1g. Strategic Targets: In one of the various Troll Slayer novels about Felix and Gortex, the pair are in city under siege. Some of the weapons being used to bring death and destruction and demonic siege weapons. Gortex takes battle axe in hand and goes out in a sneak attack mission to cripple those weapons and give the city further time to repel the invasion.

2. Enemy: What happens if Cesare is on the opposite side of the characters and how would that happen if he's been using them?

2a: An Example Must Be Made: One of the things Cesare did was kill one of the harsh commanders that inflicted discipline on the newly formed barony. He did this in order to assuage the fear and loathing that the common people had of the man, and the forces he belong to. By killing that commander, Cesare was able to lift the people's spirits and able to insure that the people were loyal to him.
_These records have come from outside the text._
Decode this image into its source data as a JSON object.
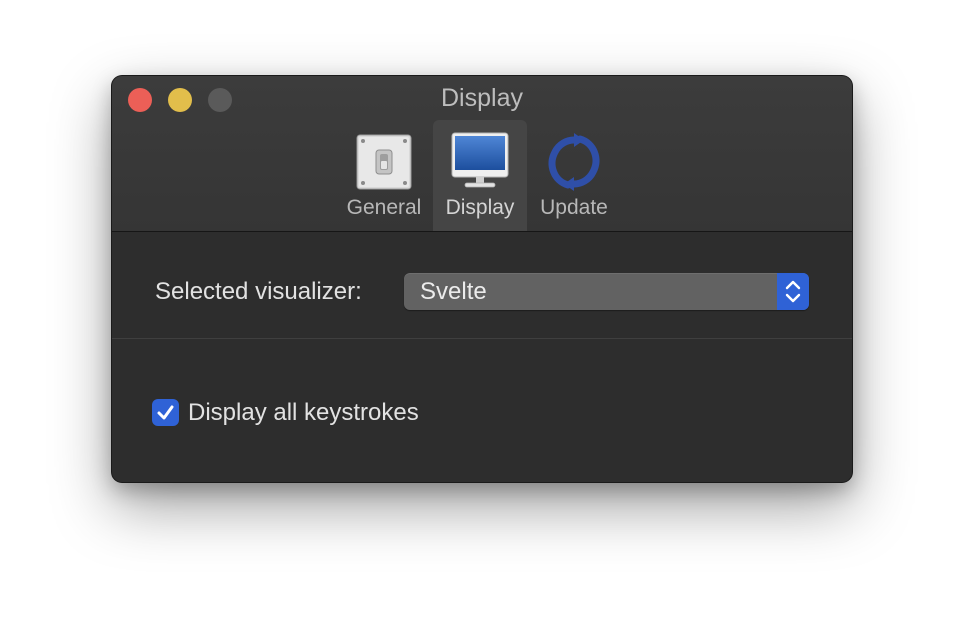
{
  "window": {
    "title": "Display"
  },
  "toolbar": {
    "tabs": [
      {
        "label": "General",
        "icon": "general-switch-icon",
        "selected": false
      },
      {
        "label": "Display",
        "icon": "monitor-icon",
        "selected": true
      },
      {
        "label": "Update",
        "icon": "refresh-icon",
        "selected": false
      }
    ]
  },
  "settings": {
    "visualizer_label": "Selected visualizer:",
    "visualizer_value": "Svelte",
    "keystrokes_label": "Display all keystrokes",
    "keystrokes_checked": true
  },
  "colors": {
    "accent": "#2f62d6",
    "close": "#ec5f57",
    "minimize": "#e2be4b",
    "zoom_inactive": "#5a5a5a",
    "window_bg": "#2d2d2d"
  }
}
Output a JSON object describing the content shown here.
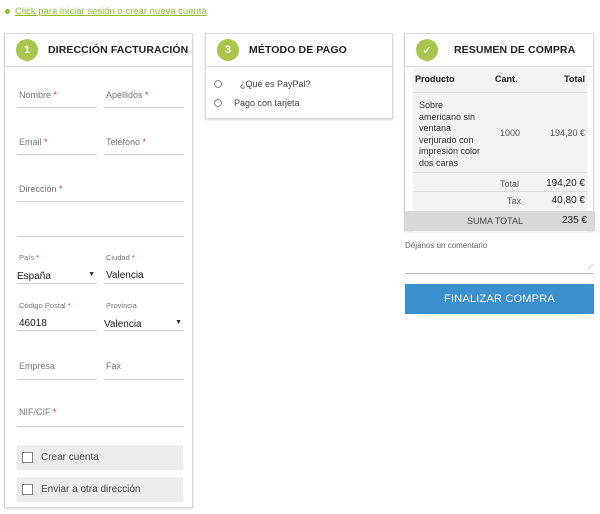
{
  "login_link": "Click para iniciar sesión o crear nueva cuenta",
  "billing": {
    "step": "1",
    "title": "DIRECCIÓN FACTURACIÓN",
    "fields": {
      "nombre": {
        "label": "Nombre",
        "required": "*",
        "value": ""
      },
      "apellidos": {
        "label": "Apellidos",
        "required": "*",
        "value": ""
      },
      "email": {
        "label": "Email",
        "required": "*",
        "value": ""
      },
      "telefono": {
        "label": "Teléfono",
        "required": "*",
        "value": ""
      },
      "direccion": {
        "label": "Dirección",
        "required": "*",
        "value": ""
      },
      "pais": {
        "label": "País",
        "required": "*",
        "value": "España"
      },
      "ciudad": {
        "label": "Ciudad",
        "required": "*",
        "value": "Valencia"
      },
      "codigo_postal": {
        "label": "Código Postal",
        "required": "*",
        "value": "46018"
      },
      "provincia": {
        "label": "Provincia",
        "required": "",
        "value": "Valencia"
      },
      "empresa": {
        "label": "Empresa",
        "value": ""
      },
      "fax": {
        "label": "Fax",
        "value": ""
      },
      "nif": {
        "label": "NIF/CIF",
        "required": "*",
        "value": ""
      }
    },
    "create_account": "Crear cuenta",
    "ship_other": "Enviar a otra dirección"
  },
  "payment": {
    "step": "3",
    "title": "MÉTODO DE PAGO",
    "options": [
      "¿Qué es PayPal?",
      "Pago con tarjeta"
    ]
  },
  "summary": {
    "step": "✓",
    "title": "RESUMEN DE COMPRA",
    "headers": {
      "product": "Producto",
      "qty": "Cant.",
      "total": "Total"
    },
    "item": {
      "name": "Sobre americano sin ventana verjurado con impresión color dos caras",
      "qty": "1000",
      "total": "194,20 €"
    },
    "total_label": "Total",
    "total_value": "194,20 €",
    "tax_label": "Tax",
    "tax_value": "40,80 €",
    "sum_label": "SUMA TOTAL",
    "sum_value": "235 €"
  },
  "comment": {
    "label": "Déjanos un comentario",
    "value": ""
  },
  "finish_button": "FINALIZAR COMPRA",
  "colors": {
    "accent_green": "#a7c64b",
    "link_green": "#8dbb2c",
    "button_blue": "#3a8fcf",
    "required_red": "#d9342b"
  }
}
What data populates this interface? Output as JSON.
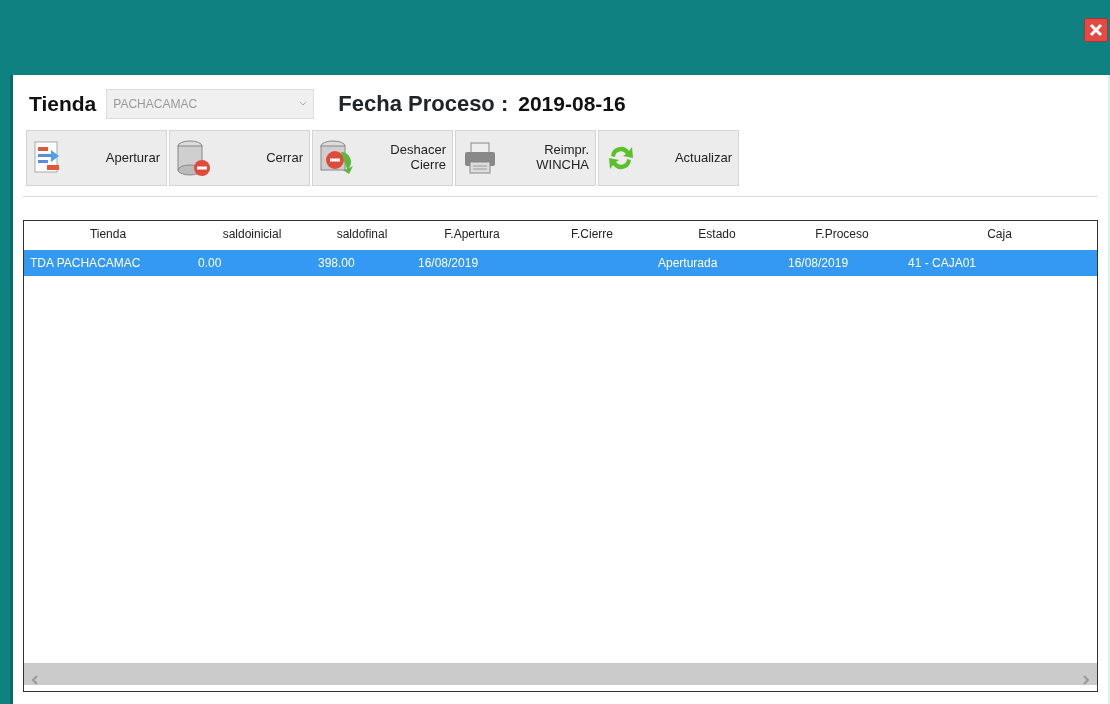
{
  "filter": {
    "store_label": "Tienda",
    "store_select": {
      "value": "PACHACAMAC",
      "disabled": true
    },
    "date_label": "Fecha Proceso :",
    "date_value": "2019-08-16"
  },
  "toolbar": [
    {
      "kind": "open",
      "lines": [
        "Aperturar"
      ]
    },
    {
      "kind": "close",
      "lines": [
        "Cerrar"
      ]
    },
    {
      "kind": "undo",
      "lines": [
        "Deshacer",
        "Cierre"
      ]
    },
    {
      "kind": "print",
      "lines": [
        "Reimpr.",
        "WINCHA"
      ]
    },
    {
      "kind": "refresh",
      "lines": [
        "Actualizar"
      ]
    }
  ],
  "table": {
    "columns": [
      "Tienda",
      "saldoinicial",
      "saldofinal",
      "F.Apertura",
      "F.Cierre",
      "Estado",
      "F.Proceso",
      "Caja"
    ],
    "rows": [
      {
        "selected": true,
        "cells": [
          "TDA PACHACAMAC",
          "0.00",
          "398.00",
          "16/08/2019",
          "",
          "Aperturada",
          "16/08/2019",
          "41 - CAJA01"
        ]
      }
    ]
  }
}
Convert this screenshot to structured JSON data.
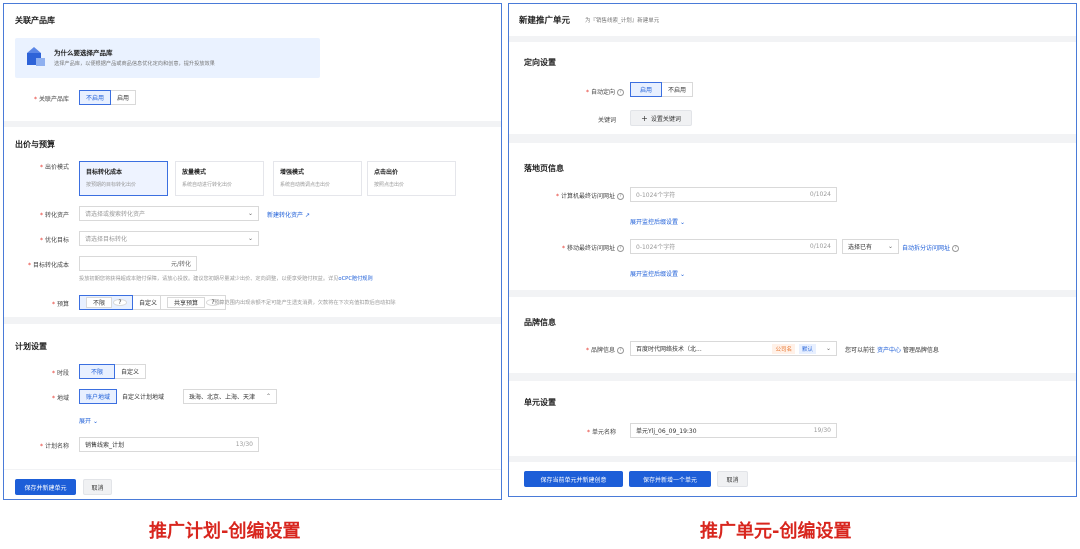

2b: It's a Mistake: One of the keys of drama is misunderstood circumstances. Imagine that the players are relaxing at City A when their master's chief enemy comes into the city unknown to them. Would you believe that it was a coincidence? Or what if one of the player character's has a relative that starts working against the player character's patron?

2c: Cost Savings: Well, I know that I agreed to pay you X, but it's simply easier to kill you at this point. One of the problems with working with unscrupulous individuals is that there often comes that moment of "curse you for your sudden but inevitable betrayal."

2d: Player Strikes Back: If the players are powerful enough, they may decide that this setting yourself up as a baron and ruler isn't a bad idea and go against their patron before the nobles even know what hit them.

When looking at patrons, allies, and enemies, there are many options that the GM should consider and how those elements may play out. For example, suppose that none of the above happen, but when a new official of some importance is elected, either religious, criminal, or military, and they say, "We're now turning our eye to your patron. If you're there, you will not be."

Cesare for example, did very well while his father the Pope was still alive. But when the Pope died and Cesare's enemy became pope? It was all over for a large number of people. The players have to decide if they want a last man standing showdown that they can't win or wash their hands of the whole thing.